The same holds true for a discount to government employees offered by hotels when an employee is on personal travel.  The federal OGE has reached this very conclusion, reasoning that because “the discount is to a class as large and diverse as all Government employees, there is little likelihood that the [hotel] is seeking to gain influence or to supplement employees’ salaries.”  OGE Memo 85 x 13.  In approving the practice, the OGE, however, emphasized that “the employee may not misrepresent the purpose of the travel, i.e.,  say that he or she is on business, in order to get rates that are not available for personal travel.”  Id.  The Commission believes that New York employees should go one step further.  In such situations, a State employee must affirmatively represent to hotel management that he or she is on personal business.  Not to do so would create too high a risk that the employee has improperly gained a benefit to which he or she was not otherwise entitled.  If, knowing that an employee is traveling on personal business, a hotel chooses to extend a discount as part of its standard practice, the State’s ethics law are not offended.

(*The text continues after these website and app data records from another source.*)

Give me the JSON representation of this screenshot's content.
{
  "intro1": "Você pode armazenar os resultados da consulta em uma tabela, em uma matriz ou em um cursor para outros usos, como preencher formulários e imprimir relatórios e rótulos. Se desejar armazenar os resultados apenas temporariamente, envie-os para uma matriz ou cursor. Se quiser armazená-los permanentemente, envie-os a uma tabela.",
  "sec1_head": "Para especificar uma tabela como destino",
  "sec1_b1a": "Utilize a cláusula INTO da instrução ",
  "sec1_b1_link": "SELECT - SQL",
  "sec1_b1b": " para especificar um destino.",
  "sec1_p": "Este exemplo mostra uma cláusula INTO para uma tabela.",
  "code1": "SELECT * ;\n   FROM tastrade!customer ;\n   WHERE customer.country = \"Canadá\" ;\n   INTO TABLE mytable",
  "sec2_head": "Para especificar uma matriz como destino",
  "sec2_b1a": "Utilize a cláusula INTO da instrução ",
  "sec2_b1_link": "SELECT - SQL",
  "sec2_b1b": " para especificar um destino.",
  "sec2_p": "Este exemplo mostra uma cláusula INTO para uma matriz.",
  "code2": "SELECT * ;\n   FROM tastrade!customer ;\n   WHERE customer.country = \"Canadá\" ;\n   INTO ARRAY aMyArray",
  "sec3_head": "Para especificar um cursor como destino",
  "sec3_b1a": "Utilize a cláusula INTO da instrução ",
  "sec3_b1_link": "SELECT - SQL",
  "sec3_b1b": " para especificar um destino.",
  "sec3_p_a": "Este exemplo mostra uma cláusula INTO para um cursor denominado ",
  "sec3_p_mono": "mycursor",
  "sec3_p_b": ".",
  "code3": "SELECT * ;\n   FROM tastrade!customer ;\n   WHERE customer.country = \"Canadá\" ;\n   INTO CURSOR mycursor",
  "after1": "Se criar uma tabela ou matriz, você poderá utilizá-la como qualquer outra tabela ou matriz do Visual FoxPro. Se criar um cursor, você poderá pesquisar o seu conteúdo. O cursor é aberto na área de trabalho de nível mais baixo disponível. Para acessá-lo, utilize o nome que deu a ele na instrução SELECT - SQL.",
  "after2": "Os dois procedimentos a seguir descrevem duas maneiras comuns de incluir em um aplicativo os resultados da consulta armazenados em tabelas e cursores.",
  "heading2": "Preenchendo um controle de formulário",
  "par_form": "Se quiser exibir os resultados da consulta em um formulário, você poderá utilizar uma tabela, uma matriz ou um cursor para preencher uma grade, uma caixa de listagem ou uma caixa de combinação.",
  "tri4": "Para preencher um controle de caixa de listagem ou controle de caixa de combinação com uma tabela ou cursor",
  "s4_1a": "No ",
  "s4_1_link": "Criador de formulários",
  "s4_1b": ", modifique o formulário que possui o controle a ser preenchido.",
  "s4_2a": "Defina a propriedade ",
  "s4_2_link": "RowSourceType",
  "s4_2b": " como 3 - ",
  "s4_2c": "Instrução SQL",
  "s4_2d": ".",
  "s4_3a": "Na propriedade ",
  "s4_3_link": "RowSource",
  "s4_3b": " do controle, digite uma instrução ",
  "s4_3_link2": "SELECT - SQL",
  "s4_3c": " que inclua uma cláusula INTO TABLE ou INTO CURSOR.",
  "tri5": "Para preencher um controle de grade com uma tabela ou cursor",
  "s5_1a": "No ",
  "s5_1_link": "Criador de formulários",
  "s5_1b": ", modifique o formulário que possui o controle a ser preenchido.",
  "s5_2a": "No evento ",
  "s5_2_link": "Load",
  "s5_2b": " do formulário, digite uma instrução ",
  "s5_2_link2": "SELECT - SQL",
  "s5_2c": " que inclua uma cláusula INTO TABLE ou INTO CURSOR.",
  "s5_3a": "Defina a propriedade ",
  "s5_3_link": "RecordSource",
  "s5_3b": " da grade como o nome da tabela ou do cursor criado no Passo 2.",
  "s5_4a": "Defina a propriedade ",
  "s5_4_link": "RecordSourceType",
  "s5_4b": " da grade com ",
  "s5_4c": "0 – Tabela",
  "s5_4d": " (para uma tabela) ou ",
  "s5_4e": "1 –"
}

For these reasons, the Commission concludes that a State employee may accept a broad-based commercial discount that is not intended (or could not reasonably be perceived as being intended) to influence the employee in the performance of his or her public duties.

This opinion, until and unless amended or revoked, is binding on the Commission in any subsequent proceeding concerning the persons who requested it and who acted in good faith, unless material facts were omitted or misstated by the persons in the request for opinion or related supporting documentation.

All Concur:
Paul Shechtman, Chair
Robert J. Giuffra, Jr.
Carl H. Loewenson, Jr.
Lynn Millane
Susan E. Shepard, Members 

Dated:  March 28, 2005

End notes

1     The discount could save employees anywhere from $63 to $207.00 annually depending on their service plan.

2     Although the mass mailing, unfortunately, linked Sprint’s designation as an approved State contractor with its nationwide discount plan, the two are unrelated.  The award of the state contract was not, to the Commission’s knowledge, influenced in any way by the possibility of discounts to employees on their private bills.

3     OGE gives this example of a prohibited discount: For example, a manufacturer of air-conditioning equipment offers discounts to certain “key” employees of Government-owned utilities who might be asked by utility customers for recommendations on various types of air-conditioning equipment.  Because the motivating factor behind the manufacturer’s offer is to encourage the employee to look favorably on it and to promote its product among the customers, the Federal Government employee should not accept the discount.

Ethics Commission    Directory of Advisory Opinions     Directory of Laws and Regulations    N.Y.S. Department of State